Boston public school officials placed the executive director of Madison Park Technical Vocational High School on paid leave Monday, making him the latest leader of the troubled Roxbury school to fall under scrutiny.
Word that Kevin McCaskill had been placed on leave began circulating around the school shortly after dismissal. A few hours later, Superintendent Tommy Chang sent a letter notifying staff, parents, and students that McCaskill was under investigation, although he did not say why.
“We will have student support systems in place tomorrow for any students who have questions or concerns,” Chang wrote in the letter, which was provided to the Globe. “School faculty will also be holding an assembly tomorrow for each grade level to share this information directly with students and address any concerns.”
Richard Weir, a spokesman for the Boston Public Schools, said employee confidentiality laws prevent the school system from revealing the reasons for the investigation.
During McCaskill’s absence, assistant headmaster Brett Dickens will run the school. Michelle Sylvaria, the school system’s director of career and technical education for high schools, will oversee the vocational programs.
McCaskill has been the school’s executive director — the top leadership position — since summer 2015 and oversees vocational programs and partnerships with area businesses.
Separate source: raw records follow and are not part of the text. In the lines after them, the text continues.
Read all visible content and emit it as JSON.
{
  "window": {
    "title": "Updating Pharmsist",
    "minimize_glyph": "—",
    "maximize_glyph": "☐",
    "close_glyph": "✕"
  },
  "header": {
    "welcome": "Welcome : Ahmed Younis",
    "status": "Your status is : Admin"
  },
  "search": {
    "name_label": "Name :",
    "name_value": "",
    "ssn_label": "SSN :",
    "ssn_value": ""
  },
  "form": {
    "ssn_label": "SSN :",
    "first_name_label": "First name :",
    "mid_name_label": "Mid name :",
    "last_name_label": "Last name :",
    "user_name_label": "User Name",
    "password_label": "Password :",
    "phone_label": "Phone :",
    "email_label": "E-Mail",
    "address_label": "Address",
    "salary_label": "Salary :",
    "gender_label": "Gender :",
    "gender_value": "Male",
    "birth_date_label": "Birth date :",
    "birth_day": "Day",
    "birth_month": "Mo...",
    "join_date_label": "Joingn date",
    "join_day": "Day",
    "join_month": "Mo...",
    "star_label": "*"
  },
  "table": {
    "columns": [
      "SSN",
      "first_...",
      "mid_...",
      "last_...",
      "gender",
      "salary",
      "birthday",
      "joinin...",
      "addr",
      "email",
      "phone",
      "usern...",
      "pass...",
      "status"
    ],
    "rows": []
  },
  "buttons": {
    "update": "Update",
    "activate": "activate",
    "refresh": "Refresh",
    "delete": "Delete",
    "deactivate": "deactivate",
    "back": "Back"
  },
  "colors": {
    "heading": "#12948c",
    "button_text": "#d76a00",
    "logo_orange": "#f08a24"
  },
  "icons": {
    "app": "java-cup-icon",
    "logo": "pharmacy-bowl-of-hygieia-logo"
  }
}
Last December, he took on extra duties after school officials placed the school’s headmaster, Shawn Shackelford, on leave. The school system never disclosed why Shackelford was placed on leave. He no longer works for the school system and was never formally replaced.
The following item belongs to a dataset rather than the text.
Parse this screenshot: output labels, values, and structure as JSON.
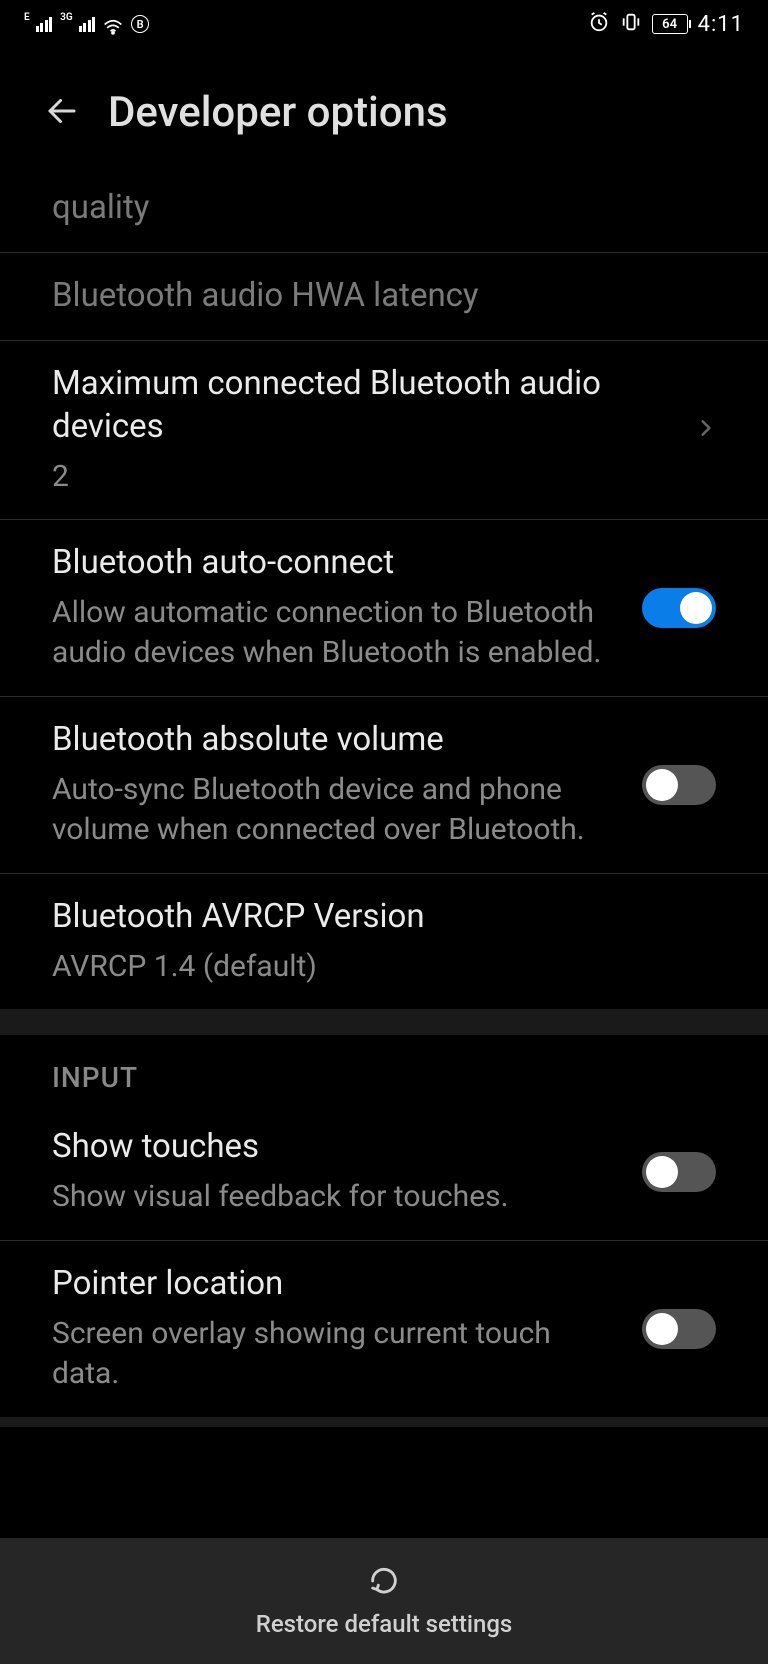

The hiring of Shackelford and McCaskill two years ago was meant to restore public confidence and foster a turnaround at the school, which has been plagued by poor test scores and low morale. Mayor Martin J. Walsh had singled out Madison Park as a focal point of his campaign to overhaulhigh schools.
But now the school’s leadership is again mired in controversy.
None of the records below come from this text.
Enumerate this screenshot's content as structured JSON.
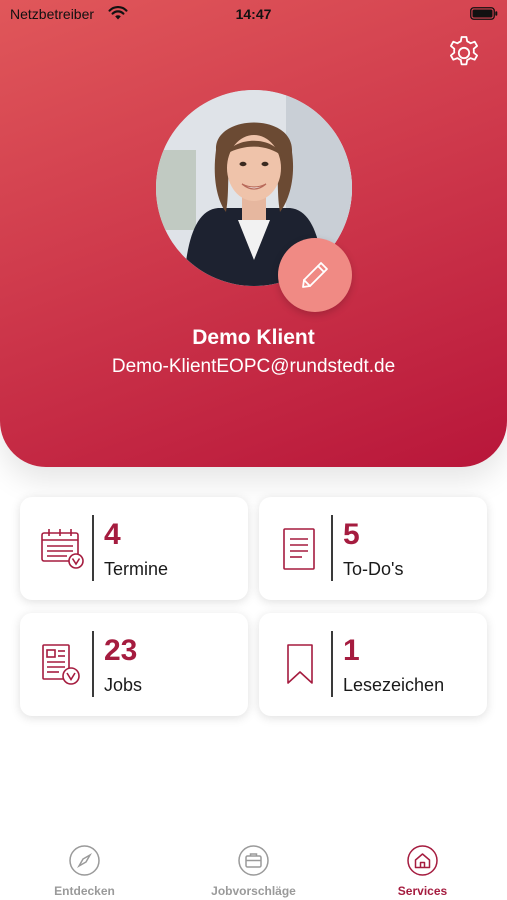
{
  "status_bar": {
    "carrier": "Netzbetreiber",
    "time": "14:47"
  },
  "profile": {
    "name": "Demo Klient",
    "email": "Demo-KlientEOPC@rundstedt.de"
  },
  "cards": [
    {
      "count": "4",
      "label": "Termine",
      "icon": "calendar-icon"
    },
    {
      "count": "5",
      "label": "To-Do's",
      "icon": "document-icon"
    },
    {
      "count": "23",
      "label": "Jobs",
      "icon": "job-check-icon"
    },
    {
      "count": "1",
      "label": "Lesezeichen",
      "icon": "bookmark-icon"
    }
  ],
  "tabs": [
    {
      "label": "Entdecken",
      "icon": "compass-icon",
      "active": false
    },
    {
      "label": "Jobvorschläge",
      "icon": "briefcase-icon",
      "active": false
    },
    {
      "label": "Services",
      "icon": "home-icon",
      "active": true
    }
  ],
  "colors": {
    "accent": "#a51c3f",
    "header_top": "#e0575a",
    "header_bottom": "#b8163a",
    "edit_button": "#f08a84",
    "inactive_tab": "#9a9a9a"
  }
}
In 2014, Diane Ross Gary resigned as headmaster after school officials discovered she never obtained the state certification needed to lead a school. Her departure followed a scheduling mess that left many students and teachers without any classes on the first day of school.
In 2013, school officials placed Queon Jackson on leave amid a Secret Service investigation into possible credit fraud. The federal agency never filed charges, and Jackson finally returned to work in the district’s central office in 2016, after collecting $375,000 during his paid leave.James Vaznis can be reached at firstname.lastname@example.org. Follow him on Twitter @globevaznis.